The Spirit of the Lord is on me, because he has anointed me to preach the gospel to the poor; he has sent me to heal the brokenhearted…
Every Christian would wish to know what were the first words spoken by Jesus as a preacher of good tidings. Two of the evangelists seem to gratify this natural curiosity. According to Matthew the Beatitudes were the inaugural utterances of the Galilean gospel; according to the third evangelist, not the sermon on the mount, but the sermon in the synagogue of Nazareth. There is reason to believe that neither of the sermons occupied the place of an inaugural discourse. Luke himself knows of things previously done, and we may assume said also, in Capernaum (ver. 23). Why then does he introduce this scene at so early a place in the narrative? He has selected it to be the frontispiece of his Gospel, showing by sample the salient features of its contents. Probable that for St. Luke's own mind the emblematic significance of the scene lay chiefly in these two features: the gracious character of Christ's discourse, and the indication in the close of the universal destination of the gospel. These were things sure to interest the Pauline evangelist. It is a worthy frontispiece, in respect both of the grace and of the universality of the gospel.
1. In the first place the text of Christ's discourse was a most gracious one; none more so could have been found within the range of Old Testament prophecy. Made more gracious than in the original by the omission of the reference to the day of vengeance, and by the addition of a clause to make the Messiah's blessed work as many-sided and complete as possible.
2. If Christ's text was full of grace, His sermon appears to have been not less so. That this was so the evangelist indicates when he makes use of the phrase "words of grace" to denote its general character. That phrase, indeed, he reckoned the fittest to characterize Christ's whole teaching as recorded in his Gospel, and on that very account it is that he introduces it here.
3. In respect of the universal destination of the gospel, the scene is also sufficiently significant. The attempt on the life of Jesus foreshadows the tragic event through which the Prophet of Nazareth hoped to draw to Himself the expectant eyes of all men. The departure of Jesus from His own town is a portent of Christianity leaving the sacred soil of Judea, and setting forth into the wide world in quest of a new home.

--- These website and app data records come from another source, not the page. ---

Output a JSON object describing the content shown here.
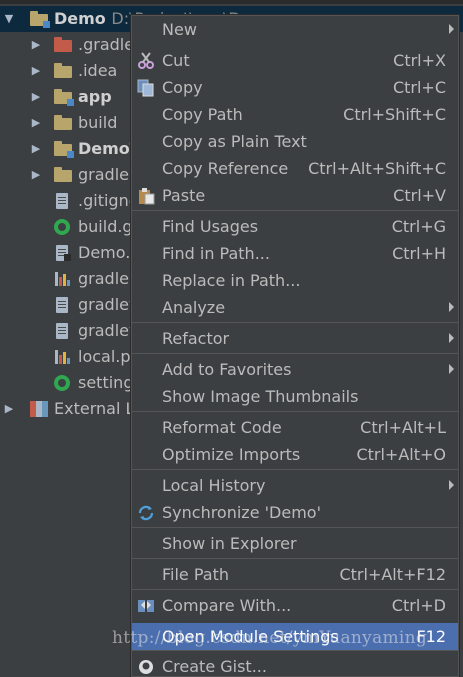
{
  "tree": {
    "root": {
      "label": "Demo",
      "path": "D:\\Project\\xxx\\D"
    },
    "items": [
      {
        "label": ".gradle",
        "kind": "folder-excluded",
        "expanded": false
      },
      {
        "label": ".idea",
        "kind": "folder",
        "expanded": false
      },
      {
        "label": "app",
        "kind": "module",
        "expanded": false,
        "bold": true
      },
      {
        "label": "build",
        "kind": "folder",
        "expanded": false
      },
      {
        "label": "DemoT",
        "kind": "module",
        "expanded": false,
        "bold": true
      },
      {
        "label": "gradle",
        "kind": "folder",
        "expanded": false
      },
      {
        "label": ".gitignc",
        "kind": "file"
      },
      {
        "label": "build.g",
        "kind": "gradle"
      },
      {
        "label": "Demo.i",
        "kind": "iml"
      },
      {
        "label": "gradle.",
        "kind": "properties"
      },
      {
        "label": "gradlev",
        "kind": "file"
      },
      {
        "label": "gradlev",
        "kind": "file"
      },
      {
        "label": "local.pr",
        "kind": "properties"
      },
      {
        "label": "setting",
        "kind": "gradle"
      }
    ],
    "external": {
      "label": "External Li"
    }
  },
  "menu": {
    "items": [
      {
        "label": "New",
        "shortcut": "",
        "submenu": true,
        "icon": ""
      },
      {
        "label": "Cut",
        "shortcut": "Ctrl+X",
        "submenu": false,
        "icon": "scissors-icon"
      },
      {
        "label": "Copy",
        "shortcut": "Ctrl+C",
        "submenu": false,
        "icon": "copy-icon"
      },
      {
        "label": "Copy Path",
        "shortcut": "Ctrl+Shift+C",
        "submenu": false,
        "icon": ""
      },
      {
        "label": "Copy as Plain Text",
        "shortcut": "",
        "submenu": false,
        "icon": ""
      },
      {
        "label": "Copy Reference",
        "shortcut": "Ctrl+Alt+Shift+C",
        "submenu": false,
        "icon": ""
      },
      {
        "label": "Paste",
        "shortcut": "Ctrl+V",
        "submenu": false,
        "icon": "paste-icon"
      },
      {
        "label": "Find Usages",
        "shortcut": "Ctrl+G",
        "submenu": false,
        "icon": ""
      },
      {
        "label": "Find in Path...",
        "shortcut": "Ctrl+H",
        "submenu": false,
        "icon": ""
      },
      {
        "label": "Replace in Path...",
        "shortcut": "",
        "submenu": false,
        "icon": ""
      },
      {
        "label": "Analyze",
        "shortcut": "",
        "submenu": true,
        "icon": ""
      },
      {
        "label": "Refactor",
        "shortcut": "",
        "submenu": true,
        "icon": ""
      },
      {
        "label": "Add to Favorites",
        "shortcut": "",
        "submenu": true,
        "icon": ""
      },
      {
        "label": "Show Image Thumbnails",
        "shortcut": "",
        "submenu": false,
        "icon": ""
      },
      {
        "label": "Reformat Code",
        "shortcut": "Ctrl+Alt+L",
        "submenu": false,
        "icon": ""
      },
      {
        "label": "Optimize Imports",
        "shortcut": "Ctrl+Alt+O",
        "submenu": false,
        "icon": ""
      },
      {
        "label": "Local History",
        "shortcut": "",
        "submenu": true,
        "icon": ""
      },
      {
        "label": "Synchronize 'Demo'",
        "shortcut": "",
        "submenu": false,
        "icon": "sync-icon"
      },
      {
        "label": "Show in Explorer",
        "shortcut": "",
        "submenu": false,
        "icon": ""
      },
      {
        "label": "File Path",
        "shortcut": "Ctrl+Alt+F12",
        "submenu": false,
        "icon": ""
      },
      {
        "label": "Compare With...",
        "shortcut": "Ctrl+D",
        "submenu": false,
        "icon": "compare-icon"
      },
      {
        "label": "Open Module Settings",
        "shortcut": "F12",
        "submenu": false,
        "icon": "",
        "highlighted": true
      },
      {
        "label": "Create Gist...",
        "shortcut": "",
        "submenu": false,
        "icon": "github-icon"
      }
    ]
  },
  "watermark": "http://blog.csdn.net/ymYuanyaming",
  "colors": {
    "background": "#3c3f41",
    "highlight": "#4b6eaf",
    "selection": "#0d293e",
    "text": "#bbbbbb"
  }
}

4. The two features most prominent in this frontispiece are just the salient characteristics of the Christian era. It is the era of grace, and of grace free to all mankind. And on these accounts it is the acceptable year of the Lord. It is acceptable to God. It should be acceptable to us.
(A. B. Bruce, D. D.)
Parallel VersesKJV: The Spirit of the Lord is upon me, because he hath anointed me to preach the gospel to the poor; he hath sent me to heal the brokenhearted, to preach deliverance to the captives, and recovering of sight to the blind, to set at liberty them that are bruised,
WEB: "The Spirit of the Lord is on me, because he has anointed me to preach good news to the poor. He has sent me to heal the brokenhearted, to proclaim release to the captives, recovering of sight to the blind, to deliver those who are crushed,